Avia Collinder, Business Writer
Its 3,000-square-foot bottling centre along Constant Spring Road in Kingston is particularly impressive. And should it spend the projected J$9 million on new equipment next year to triple its capacity, the 300 bottles of rum a day it will be able to produce will remain a proverbial thimble full in the context of Jamaican's, spirits output.
But KRB Lea Jamaica Rums Limited not worried. It is taking time, slowly growing its business rather than stretching itself with costly, unaffordable expansion.
"In the bottling segment, we are hoping to see a 25 per cent improvement in business next year," said business development manager, Duncan Messado, who oversees operations from a loft in the high-ceiling factory.

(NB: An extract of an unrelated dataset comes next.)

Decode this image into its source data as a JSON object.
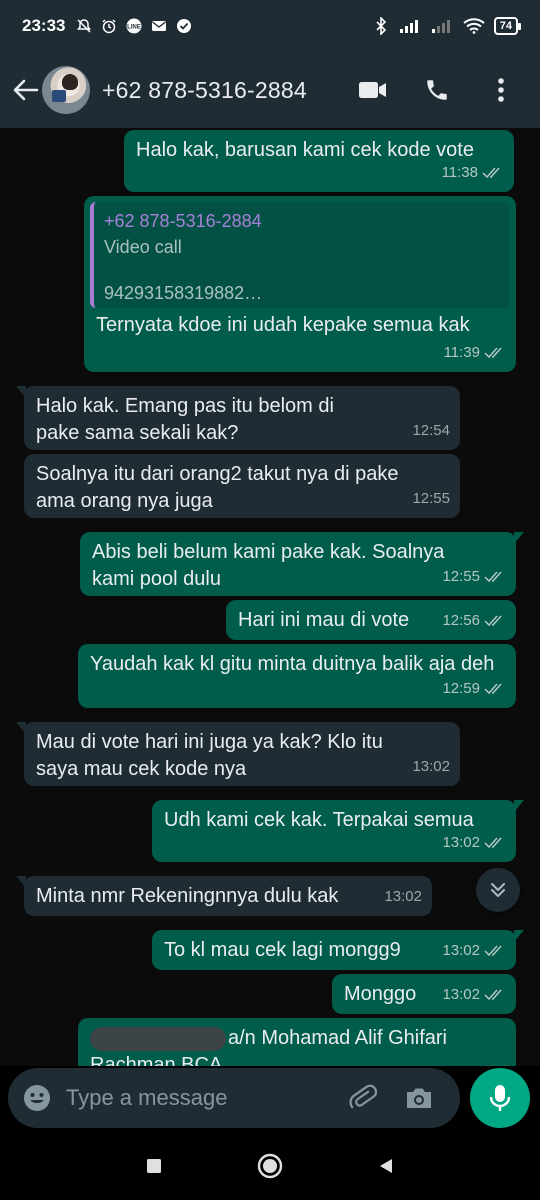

Or, Messado's projection stated another way: blending and bottling rums for other people will, in the short term, outstrip the growth of KRB's own Port Royal brands.
Of course, Messado agrees that building brand value offers the best returns. But it is an expensive and often risk business, as even companies much larger, and with more resources than KRB, can attest.
Added Messado: "The revenue from contract bottling is less than what we make from distribution of our own brands, but it is consistent. We continue to operate profitably."
Messado's father, Geoffrey, his uncle Gordon and three other partners, Howard Hamilton, George McLeish and Peter Thomas, acquired KRB Lea in 2002 from former owners Stephen Fung Lee and Michael Shim.
Fung Lee and Shim used to blend and bottle a line of rums under the Trelawny label, named for the Jamaican north shore parish that was once a major sugar-producing centre and an important 18th-century commercial centre.
But four years ago, they re-branded the rums line as Port Royal - a quaint little town at the edge of the peninsula that shelters Kingston harbour, the world's seventh- largest natural harbour. But Port Royal has added romance.
In the 17th century, it was the hub of pirate activities in the West Indies and the lair of the then king of pirates, Henry Morgan. It became a famous British naval base, but its renown was elevated by an earthquake of 1693 when half the city was lost in the sea.
With Port Royal amber, silver, white and gold, as well as their Lea white overproof, bottled KRB Lea, according to Messado, has a little less than 10 per cent of the Jamaican rum market.
It sells in bulk to bakeries and the catering trade as well as supplies bars, hotels and airport duty-free stores with its branded products.
The company employs seven full-time production staff. They will have to be retrained when the new equipment is up and running by mid-2011.
For now, though, the primary focus is not spending scarce and too expensive marketing dollars in an attempt to quickly build awareness for its brands.
The strategy, instead, is go aggressively for contract branding, which KRB Lea already does with brands such as Lion Pride White Overproof, Country Traders, Royal Jamaican and Smatts.
In fact, half of KRB Lea's production already comes from such contract bottling. The owners provide their own formulas, packaging and marketing and distribution once the blending and bottling is done.
""For us, no risk is involved," explained Messado.
By following this strategy, KRB, which sources its raw rum from National Rums Limited, has increased revenue and tripled volume over the past three years, according to Messado.
"As brands take off, we will increase the size of the facility to keep up with demand," he said.
Presently, the best prospects for growth appear to be Smatts, owned by a United Kingdom-based company named Swashbuckler Limited and Royal Jamaican, owned by a Canadian operation called United Distributors.
This, however, does not mean that KRB is ignoring its own brands or the domestic market.
According to Duncan Messado, despite the recession that has clipped 10 per cent from domestic sales over the past two years, KRB expects to grow its Jamaican brands over the next few years.
He believes that the company has a promising toehold, including, he said, a 30 per cent share of the rums consumed in the Spanish-owned hotels that have sprung up in Jamaica over the past five years.
Said Messado: "What we offer is a great product and a lot of flexibility. With our small overhead, we can offer a more affordable product."